We have been working closely with doctors and therapists for a few years now to try and decipher what is going on my little boys brain, finally we got some answers. Troy has been diagnosed with autism, anxiety, and intelligence disorder.
This journey is going to be an interesting one for sure as we find ways to work around what he needs to thrive and improve his interactions through life. Troy is 10 years old and has been diagnosed with a brain that works at a 6-8 year old level. That being said he is definitely high functioning and able to tackle many portions of life on his own but requires help in certain areas. We never really know what to expect from him as he likes to be a curve ball and this makes teaching and learning very interesting.
We have been on the waiting list for his diagnosis ever since he was in kindergarten due to his questionable behavioural traits. He is prone to outbursts and anger without any warning which makes it hard for him to have long lasting friendships. We have finally gotten to a point where we can explain his situation and allow others to understand why he does what he does. If Troy didn’t have such interesting behaviours presenting themselves I wouldn’t assume it was anything to worry about. But he doesn’t like to wear clothes, obsesses over things frequently, clams up and doesn’t like new people or strange people or places, and has a tough time with any type of change.
If you seem to see these same traits in your child take into consideration how he behaves at school and you may want to start investigating why they do the things they do. There are many different reasons and diagnoses that can come out of taking the trips to the paediatricians office and this could make your child’s life so much easier.
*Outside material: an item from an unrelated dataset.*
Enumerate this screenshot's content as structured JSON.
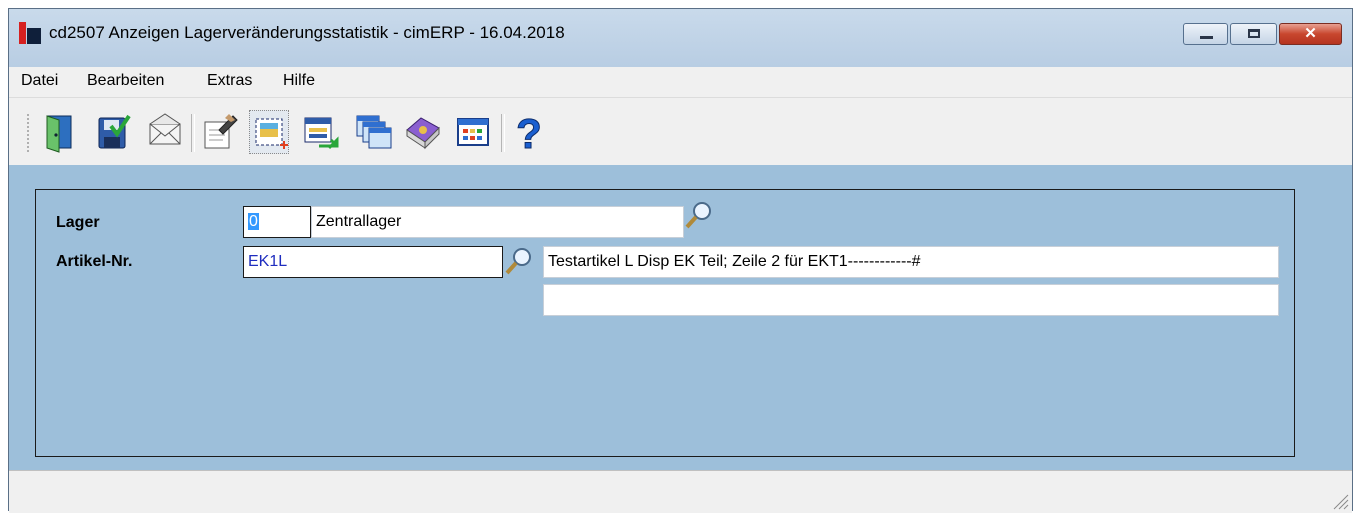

You can get so many other funding options opened to their school creating an easier education experience for them.
Don’t let your child struggle with a difficult childhood when they don’t need to, talk to the professionals and make the decision that helps everyone!
Next on the list of our Autism:
Sensory adaptations for our home